I haven’t seen crying like this since I found out Klokov and Akkaev pulled out of the 2012 Olympics. (Oh god, here it comes again. I thought I’d moved on…)
Knowing all this, is Lifting King Kong worth checking out? Sure, especially if you have Amazon Prime and have already watched Bloodsport IV. For a weightlifting fan it’s actually quite fun to see how our sport is portrayed by and for outsiders (we can assume that the intended audience is not primarily weightlifters). The story—despite being a
lotta little bit cliched—is enjoyable, and certain elements do give insights into South Korean athletics, such as institutional funding for school sports and the development of younger athletes. There are also several moments of real comedy, along with the sort of comforting life lessons you expect from a sports movie.
True, the actual lifting won’t win any awards, but ultimately this isn’t a film about lifting technique. It’s a sports story that looks at the sometimes harsh realities of being a top athlete—and the harsh realities of middle and high school kids who don’t quite fit in with the crowd. It’s also about the bond between a coach and athletes, something I think most lifters can appreciate (along with all the eating). It also features several female leads and strong female characters, which puts South Korean cinema light years ahead of most Hollywood films. And while the technique may not live up to weightlifters’ standards, it’s certainly no worse than what you’re going to see in some CrossFits. So yes, by all means, spend a couple hours watching this, if you have the chance and are interested.

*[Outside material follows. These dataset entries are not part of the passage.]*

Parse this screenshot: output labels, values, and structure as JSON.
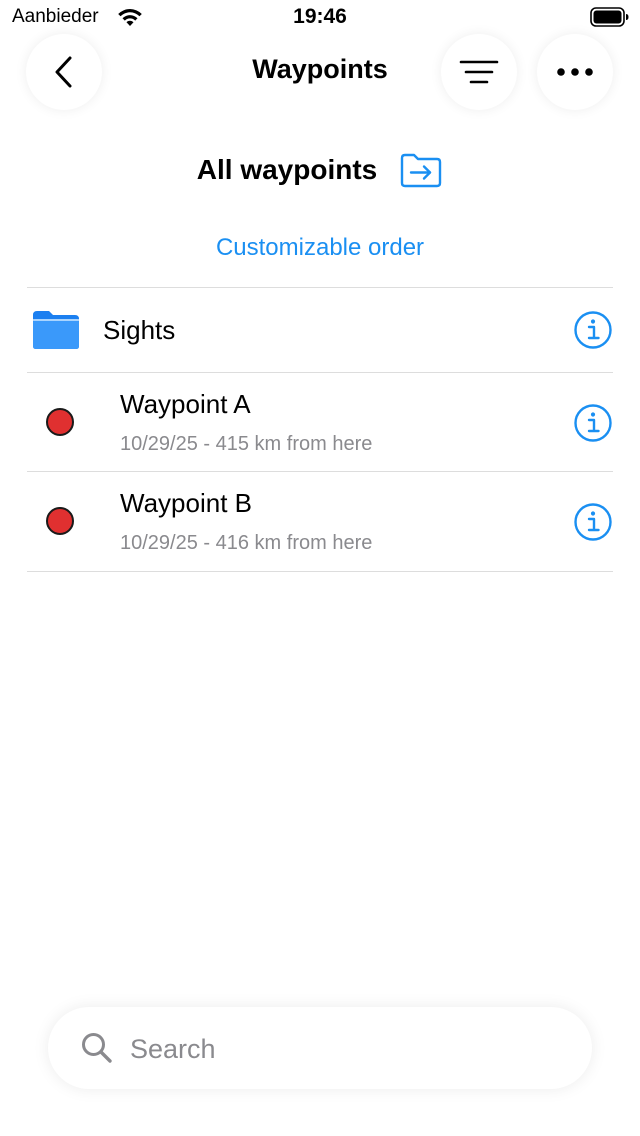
{
  "status_bar": {
    "carrier": "Aanbieder",
    "time": "19:46"
  },
  "nav": {
    "title": "Waypoints",
    "back_icon": "chevron-left-icon",
    "filter_icon": "sort-lines-icon",
    "more_icon": "ellipsis-icon"
  },
  "folder_header": {
    "title": "All waypoints",
    "icon": "move-to-folder-icon"
  },
  "sort_order_label": "Customizable order",
  "list": {
    "folder": {
      "name": "Sights",
      "icon": "folder-icon"
    },
    "waypoints": [
      {
        "name": "Waypoint A",
        "subtitle": "10/29/25 - 415 km from here",
        "color": "#e03030"
      },
      {
        "name": "Waypoint B",
        "subtitle": "10/29/25 - 416 km from here",
        "color": "#e03030"
      }
    ]
  },
  "search": {
    "placeholder": "Search",
    "value": ""
  },
  "colors": {
    "accent": "#1a8ff2",
    "secondary_text": "#8a8a8e",
    "waypoint_red": "#e03030"
  }
}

And with that, I leave you in the grace and favor of a man who deserves a feature length film about his yell alone.
* All kidding aside, Nigeria’s film industry is huge (https://en.wikipedia.org/wiki/Cinema_of_Nigeria)